Whilst Global March came into existence with a strong plea for an international law on protecting children from exploitation, today after two decades, its members and partners spread across 40 countries are not only continuing to campaign for the adoption of these standards by all countries of the world, but are also investing their resources and efforts in awareness raising, social mobilisation and the pressing need for the domestication and implementation of these laws or Conventions, because a law becomes meaningful only if it is enforced. In the pursuit of promoting effective implementation of the Convention, the Global March network has been instrumental in carrying on the advocacy for adoption of national action plans, time bound and integrated policy measures, capacity building of stakeholders, as well as participation of children in decision making process (especially in the Pathfinder Countries). These are subsequently linked with the achievement of the Sustainable Development Goal Target 8.7.
Therefore, in the lead up to the 20th anniversary of the adoption of ILO Convention 182 on Worst Forms of Child Labour in June 2019, we urge you to take action by stirring your political leadership to implement the international guidelines and encourage leadership in Eritrea, Tuvalu and Tonga to ratify Convention 182 by the end of 2019. Unless and until we bring legal, behavioural and social attitudinal change amongst all stakeholders of society, sustainable prevention and abolition of child labour from every nook and corner of the world will not be possible.

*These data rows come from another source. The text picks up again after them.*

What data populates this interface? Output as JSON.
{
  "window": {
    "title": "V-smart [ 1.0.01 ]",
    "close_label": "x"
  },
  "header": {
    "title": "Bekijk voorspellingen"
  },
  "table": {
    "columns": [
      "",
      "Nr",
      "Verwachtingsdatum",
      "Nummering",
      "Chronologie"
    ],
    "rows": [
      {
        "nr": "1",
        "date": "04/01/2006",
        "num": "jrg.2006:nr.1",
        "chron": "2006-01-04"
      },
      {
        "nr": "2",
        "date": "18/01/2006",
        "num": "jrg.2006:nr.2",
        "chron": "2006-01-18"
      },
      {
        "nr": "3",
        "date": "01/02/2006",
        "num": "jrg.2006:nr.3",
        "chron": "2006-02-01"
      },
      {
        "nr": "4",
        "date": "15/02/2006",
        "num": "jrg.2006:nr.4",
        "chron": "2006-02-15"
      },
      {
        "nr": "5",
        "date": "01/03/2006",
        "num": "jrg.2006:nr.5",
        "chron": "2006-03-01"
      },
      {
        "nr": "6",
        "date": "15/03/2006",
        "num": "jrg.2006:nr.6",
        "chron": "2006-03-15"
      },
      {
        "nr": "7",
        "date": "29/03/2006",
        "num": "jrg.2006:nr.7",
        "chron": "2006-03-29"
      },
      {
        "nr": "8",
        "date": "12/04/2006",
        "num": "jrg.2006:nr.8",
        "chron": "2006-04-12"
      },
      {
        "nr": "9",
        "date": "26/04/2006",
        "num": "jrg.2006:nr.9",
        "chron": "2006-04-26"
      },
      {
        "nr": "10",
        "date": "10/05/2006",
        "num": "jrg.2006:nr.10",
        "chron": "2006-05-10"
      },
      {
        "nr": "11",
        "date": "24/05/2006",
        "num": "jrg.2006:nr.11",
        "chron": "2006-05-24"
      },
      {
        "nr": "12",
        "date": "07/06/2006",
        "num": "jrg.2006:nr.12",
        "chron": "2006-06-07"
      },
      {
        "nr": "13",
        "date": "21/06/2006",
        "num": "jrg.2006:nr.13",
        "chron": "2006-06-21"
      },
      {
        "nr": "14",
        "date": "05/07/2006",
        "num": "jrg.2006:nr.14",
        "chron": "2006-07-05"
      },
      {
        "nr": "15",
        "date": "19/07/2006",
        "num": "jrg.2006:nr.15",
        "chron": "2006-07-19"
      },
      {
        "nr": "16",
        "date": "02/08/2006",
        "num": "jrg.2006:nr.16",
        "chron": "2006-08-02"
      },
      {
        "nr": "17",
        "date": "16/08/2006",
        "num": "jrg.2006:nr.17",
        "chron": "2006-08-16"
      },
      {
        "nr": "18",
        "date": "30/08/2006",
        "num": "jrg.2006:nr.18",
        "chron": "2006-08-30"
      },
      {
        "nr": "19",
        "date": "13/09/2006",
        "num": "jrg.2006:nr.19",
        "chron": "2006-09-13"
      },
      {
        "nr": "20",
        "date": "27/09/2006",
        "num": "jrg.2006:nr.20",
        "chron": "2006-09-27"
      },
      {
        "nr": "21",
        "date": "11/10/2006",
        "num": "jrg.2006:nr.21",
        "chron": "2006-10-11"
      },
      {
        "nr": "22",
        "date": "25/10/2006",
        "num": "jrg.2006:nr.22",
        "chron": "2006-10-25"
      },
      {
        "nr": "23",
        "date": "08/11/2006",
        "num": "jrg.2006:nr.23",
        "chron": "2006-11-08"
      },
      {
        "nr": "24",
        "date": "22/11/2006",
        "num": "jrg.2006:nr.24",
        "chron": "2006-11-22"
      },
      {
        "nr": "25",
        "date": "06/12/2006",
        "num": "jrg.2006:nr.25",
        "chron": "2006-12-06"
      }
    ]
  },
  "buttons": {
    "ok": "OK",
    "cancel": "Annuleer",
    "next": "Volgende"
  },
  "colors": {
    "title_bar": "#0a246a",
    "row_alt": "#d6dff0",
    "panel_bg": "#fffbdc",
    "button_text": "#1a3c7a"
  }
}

It will take the contribution from all sections of society to see an end to child labour by 2025.
Let’s join hands together today to ensure no child is left behind, no country is left behind.
“None of the sustainable development goals can be achieved without ensuring freedom, safety, health and education of our children globally. The foremost endeavour that the international community stands committed to is the elimination of all forms of child labour by the year 2025. Considering it as a race against time, I call upon the State Heads of Eritrea, Tuvalu and Tonga to ratify this important and fundamental ILO convention with a sense of utmost emergency. A single child stuck in the shackles of slavery is one too many and a single day lost in the life of a child is irrecoverable!”
– Kailash Satyarthi
1. Chau H, Nancy; Kanbur, Ravi. 2001. “The Adoption of International Labor Standards Conventions: Who, When, and Why?”